TASK GOAL. For each line below that contains the word "esri", return that line.

Source data

□ □ □ □ □ □ □

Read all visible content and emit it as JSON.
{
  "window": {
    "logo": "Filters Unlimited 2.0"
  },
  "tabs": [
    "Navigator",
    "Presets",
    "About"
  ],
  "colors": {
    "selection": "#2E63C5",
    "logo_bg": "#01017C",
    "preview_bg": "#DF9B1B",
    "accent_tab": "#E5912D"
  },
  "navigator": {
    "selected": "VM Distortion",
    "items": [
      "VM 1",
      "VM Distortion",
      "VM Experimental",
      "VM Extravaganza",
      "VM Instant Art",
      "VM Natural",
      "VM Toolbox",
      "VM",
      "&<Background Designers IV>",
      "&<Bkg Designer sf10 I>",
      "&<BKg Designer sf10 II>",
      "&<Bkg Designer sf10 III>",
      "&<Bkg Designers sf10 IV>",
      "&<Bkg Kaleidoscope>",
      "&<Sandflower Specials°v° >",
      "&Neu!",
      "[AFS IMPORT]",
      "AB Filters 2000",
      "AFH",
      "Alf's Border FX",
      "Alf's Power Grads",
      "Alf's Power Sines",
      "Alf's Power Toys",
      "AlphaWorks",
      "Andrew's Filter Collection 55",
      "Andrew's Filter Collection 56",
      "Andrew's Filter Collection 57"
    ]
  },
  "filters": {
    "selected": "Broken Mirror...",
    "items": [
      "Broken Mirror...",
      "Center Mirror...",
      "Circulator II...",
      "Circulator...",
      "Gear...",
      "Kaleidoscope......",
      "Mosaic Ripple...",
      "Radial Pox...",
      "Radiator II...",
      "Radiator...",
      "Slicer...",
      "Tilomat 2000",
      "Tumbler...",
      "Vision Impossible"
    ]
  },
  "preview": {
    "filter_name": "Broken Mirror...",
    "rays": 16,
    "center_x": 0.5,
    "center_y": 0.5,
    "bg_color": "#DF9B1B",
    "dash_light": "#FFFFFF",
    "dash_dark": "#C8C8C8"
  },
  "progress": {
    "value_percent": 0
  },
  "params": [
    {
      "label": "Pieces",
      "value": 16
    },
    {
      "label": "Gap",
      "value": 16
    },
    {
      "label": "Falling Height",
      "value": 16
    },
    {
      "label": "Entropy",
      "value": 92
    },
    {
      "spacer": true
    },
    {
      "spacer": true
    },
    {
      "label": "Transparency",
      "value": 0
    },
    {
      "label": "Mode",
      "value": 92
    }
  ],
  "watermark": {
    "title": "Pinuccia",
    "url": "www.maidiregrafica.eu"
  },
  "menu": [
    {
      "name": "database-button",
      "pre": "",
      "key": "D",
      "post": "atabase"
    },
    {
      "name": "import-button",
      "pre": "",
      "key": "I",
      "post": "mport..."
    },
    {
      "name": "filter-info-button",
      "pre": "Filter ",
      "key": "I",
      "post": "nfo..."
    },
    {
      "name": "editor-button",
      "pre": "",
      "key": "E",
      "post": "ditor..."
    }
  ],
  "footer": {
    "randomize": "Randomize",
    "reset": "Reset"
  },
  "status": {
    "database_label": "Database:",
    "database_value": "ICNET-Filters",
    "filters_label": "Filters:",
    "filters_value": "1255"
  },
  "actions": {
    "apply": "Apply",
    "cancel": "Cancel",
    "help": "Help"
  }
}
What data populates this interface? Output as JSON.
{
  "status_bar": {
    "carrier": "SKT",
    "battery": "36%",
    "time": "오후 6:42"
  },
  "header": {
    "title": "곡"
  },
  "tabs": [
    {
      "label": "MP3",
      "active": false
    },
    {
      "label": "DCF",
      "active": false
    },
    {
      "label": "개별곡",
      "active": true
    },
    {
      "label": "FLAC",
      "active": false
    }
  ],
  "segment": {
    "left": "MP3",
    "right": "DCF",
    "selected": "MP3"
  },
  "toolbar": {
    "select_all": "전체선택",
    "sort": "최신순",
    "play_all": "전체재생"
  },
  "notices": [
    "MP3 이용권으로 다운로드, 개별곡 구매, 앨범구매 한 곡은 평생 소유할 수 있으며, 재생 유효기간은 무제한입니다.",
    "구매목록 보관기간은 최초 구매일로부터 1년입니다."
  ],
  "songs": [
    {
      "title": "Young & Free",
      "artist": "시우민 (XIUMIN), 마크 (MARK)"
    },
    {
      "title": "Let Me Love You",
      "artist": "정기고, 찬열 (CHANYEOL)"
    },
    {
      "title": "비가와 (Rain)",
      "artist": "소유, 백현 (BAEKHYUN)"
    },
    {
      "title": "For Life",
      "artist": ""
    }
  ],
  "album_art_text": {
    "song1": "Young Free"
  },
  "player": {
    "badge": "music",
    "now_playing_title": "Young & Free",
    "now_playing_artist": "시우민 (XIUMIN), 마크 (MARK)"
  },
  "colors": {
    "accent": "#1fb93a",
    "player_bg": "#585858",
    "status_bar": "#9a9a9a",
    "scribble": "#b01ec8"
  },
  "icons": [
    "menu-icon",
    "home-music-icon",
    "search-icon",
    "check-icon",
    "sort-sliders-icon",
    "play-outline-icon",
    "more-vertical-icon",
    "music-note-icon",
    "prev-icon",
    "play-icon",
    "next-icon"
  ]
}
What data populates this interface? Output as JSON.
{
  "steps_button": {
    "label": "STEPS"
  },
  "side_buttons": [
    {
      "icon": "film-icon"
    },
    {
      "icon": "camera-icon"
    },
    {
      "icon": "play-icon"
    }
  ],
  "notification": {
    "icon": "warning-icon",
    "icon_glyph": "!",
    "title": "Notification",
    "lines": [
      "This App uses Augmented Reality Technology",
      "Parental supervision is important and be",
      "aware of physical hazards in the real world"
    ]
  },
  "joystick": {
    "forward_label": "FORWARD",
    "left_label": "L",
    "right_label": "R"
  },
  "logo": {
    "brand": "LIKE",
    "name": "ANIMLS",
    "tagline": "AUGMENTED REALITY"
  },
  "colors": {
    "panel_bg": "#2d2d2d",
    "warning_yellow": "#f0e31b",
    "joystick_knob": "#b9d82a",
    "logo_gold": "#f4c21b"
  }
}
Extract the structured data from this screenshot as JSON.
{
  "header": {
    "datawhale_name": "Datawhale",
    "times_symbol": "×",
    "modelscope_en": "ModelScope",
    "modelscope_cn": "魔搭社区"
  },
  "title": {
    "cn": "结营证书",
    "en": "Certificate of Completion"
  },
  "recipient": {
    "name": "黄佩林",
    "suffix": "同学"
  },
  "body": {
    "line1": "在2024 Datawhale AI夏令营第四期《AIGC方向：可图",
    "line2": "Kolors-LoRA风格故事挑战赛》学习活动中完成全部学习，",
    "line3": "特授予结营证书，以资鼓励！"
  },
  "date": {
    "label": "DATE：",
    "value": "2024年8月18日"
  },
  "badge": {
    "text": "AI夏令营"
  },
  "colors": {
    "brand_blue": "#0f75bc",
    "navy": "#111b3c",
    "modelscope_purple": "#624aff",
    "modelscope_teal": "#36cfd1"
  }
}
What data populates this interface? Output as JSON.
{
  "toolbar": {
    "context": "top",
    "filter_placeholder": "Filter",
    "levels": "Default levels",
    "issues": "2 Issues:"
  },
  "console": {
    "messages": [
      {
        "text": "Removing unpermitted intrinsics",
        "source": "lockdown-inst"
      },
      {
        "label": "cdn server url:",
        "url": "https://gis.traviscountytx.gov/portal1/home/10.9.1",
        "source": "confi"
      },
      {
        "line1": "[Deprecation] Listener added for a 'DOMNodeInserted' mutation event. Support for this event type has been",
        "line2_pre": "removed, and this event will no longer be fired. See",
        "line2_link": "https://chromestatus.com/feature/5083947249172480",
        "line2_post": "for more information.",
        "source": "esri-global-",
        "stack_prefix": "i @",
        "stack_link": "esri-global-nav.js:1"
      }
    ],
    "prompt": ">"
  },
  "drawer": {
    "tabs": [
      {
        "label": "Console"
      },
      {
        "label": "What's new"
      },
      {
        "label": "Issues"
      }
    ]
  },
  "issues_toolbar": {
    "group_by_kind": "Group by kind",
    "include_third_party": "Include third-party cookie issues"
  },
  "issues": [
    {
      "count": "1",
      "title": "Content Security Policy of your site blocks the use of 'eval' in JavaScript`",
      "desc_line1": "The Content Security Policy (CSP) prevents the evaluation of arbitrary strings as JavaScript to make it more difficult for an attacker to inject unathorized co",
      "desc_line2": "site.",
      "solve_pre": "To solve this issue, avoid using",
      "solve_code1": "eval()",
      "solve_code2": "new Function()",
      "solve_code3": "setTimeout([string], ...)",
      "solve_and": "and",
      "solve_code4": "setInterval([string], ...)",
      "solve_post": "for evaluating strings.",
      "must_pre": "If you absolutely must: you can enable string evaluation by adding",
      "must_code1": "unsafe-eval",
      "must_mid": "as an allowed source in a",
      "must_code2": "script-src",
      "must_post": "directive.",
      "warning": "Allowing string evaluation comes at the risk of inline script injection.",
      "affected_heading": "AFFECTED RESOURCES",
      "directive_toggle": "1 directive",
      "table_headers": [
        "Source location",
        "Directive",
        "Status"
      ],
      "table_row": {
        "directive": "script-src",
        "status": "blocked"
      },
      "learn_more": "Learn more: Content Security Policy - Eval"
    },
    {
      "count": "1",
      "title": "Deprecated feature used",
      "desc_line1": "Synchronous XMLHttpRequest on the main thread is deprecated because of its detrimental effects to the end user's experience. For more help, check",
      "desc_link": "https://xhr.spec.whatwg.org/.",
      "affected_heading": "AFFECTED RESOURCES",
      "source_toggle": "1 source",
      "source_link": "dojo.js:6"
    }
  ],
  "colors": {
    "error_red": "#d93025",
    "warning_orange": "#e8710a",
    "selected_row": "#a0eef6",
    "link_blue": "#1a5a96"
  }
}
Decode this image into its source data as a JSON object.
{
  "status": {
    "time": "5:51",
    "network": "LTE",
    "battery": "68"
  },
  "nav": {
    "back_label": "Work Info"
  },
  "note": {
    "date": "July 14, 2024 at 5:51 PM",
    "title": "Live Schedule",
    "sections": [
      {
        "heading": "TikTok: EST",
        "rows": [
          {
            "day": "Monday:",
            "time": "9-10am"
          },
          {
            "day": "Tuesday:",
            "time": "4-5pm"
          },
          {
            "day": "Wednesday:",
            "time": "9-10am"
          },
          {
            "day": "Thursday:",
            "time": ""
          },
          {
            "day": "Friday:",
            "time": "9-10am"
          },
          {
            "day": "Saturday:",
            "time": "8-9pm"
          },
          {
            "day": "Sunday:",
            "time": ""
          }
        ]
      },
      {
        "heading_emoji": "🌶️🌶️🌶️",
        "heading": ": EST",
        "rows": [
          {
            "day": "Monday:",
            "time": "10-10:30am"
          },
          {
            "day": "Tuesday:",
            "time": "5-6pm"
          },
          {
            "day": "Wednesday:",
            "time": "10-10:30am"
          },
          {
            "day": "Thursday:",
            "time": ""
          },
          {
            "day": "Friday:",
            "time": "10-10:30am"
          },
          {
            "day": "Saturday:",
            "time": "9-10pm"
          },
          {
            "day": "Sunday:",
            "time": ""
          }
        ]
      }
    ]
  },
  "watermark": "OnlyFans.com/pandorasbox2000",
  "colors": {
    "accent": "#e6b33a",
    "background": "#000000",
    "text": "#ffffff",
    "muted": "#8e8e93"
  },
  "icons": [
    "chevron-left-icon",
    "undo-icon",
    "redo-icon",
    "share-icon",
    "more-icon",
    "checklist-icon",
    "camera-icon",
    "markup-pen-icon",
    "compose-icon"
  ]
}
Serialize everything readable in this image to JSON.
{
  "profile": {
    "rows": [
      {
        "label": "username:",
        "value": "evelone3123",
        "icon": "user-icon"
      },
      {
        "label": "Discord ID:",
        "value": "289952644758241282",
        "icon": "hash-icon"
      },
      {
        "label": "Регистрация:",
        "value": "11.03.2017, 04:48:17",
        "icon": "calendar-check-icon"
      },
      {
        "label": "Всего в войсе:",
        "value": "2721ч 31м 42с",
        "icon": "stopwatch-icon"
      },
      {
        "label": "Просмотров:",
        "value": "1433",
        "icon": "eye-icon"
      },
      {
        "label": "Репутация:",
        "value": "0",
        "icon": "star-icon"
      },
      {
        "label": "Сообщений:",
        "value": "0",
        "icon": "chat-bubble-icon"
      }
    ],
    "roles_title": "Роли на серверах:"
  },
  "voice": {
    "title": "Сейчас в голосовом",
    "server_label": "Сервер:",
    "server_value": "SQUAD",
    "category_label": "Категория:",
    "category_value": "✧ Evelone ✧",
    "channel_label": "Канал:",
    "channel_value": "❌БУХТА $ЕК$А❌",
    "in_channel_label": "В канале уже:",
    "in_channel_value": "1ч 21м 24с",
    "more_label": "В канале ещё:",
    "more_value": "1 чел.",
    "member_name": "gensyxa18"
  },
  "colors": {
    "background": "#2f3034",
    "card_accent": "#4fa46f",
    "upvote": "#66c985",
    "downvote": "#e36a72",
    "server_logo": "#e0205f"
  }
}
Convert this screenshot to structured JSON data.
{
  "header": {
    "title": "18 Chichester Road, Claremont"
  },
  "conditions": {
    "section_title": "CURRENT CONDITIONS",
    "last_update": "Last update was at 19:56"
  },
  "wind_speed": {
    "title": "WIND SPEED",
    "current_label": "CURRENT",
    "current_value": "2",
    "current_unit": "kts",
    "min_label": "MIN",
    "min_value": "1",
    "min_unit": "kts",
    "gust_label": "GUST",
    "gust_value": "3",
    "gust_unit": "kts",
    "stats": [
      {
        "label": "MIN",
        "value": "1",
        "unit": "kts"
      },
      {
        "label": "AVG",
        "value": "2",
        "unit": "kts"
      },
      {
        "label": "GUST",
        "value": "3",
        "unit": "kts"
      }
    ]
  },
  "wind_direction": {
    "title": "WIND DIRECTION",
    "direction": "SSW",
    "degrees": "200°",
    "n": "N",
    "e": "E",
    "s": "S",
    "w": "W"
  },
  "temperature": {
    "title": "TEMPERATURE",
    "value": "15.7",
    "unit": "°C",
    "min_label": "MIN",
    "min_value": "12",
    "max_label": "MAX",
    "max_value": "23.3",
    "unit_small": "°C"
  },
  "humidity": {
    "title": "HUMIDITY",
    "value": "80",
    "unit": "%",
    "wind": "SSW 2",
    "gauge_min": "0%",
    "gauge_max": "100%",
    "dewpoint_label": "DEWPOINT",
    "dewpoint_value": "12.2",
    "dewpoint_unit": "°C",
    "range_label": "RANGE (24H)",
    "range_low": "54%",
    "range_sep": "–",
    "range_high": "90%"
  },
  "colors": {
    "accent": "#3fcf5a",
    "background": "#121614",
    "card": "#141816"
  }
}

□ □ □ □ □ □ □

ANSWER TO THIS TASK.
        "source": "esri-global-",
        "stack_link": "esri-global-nav.js:1"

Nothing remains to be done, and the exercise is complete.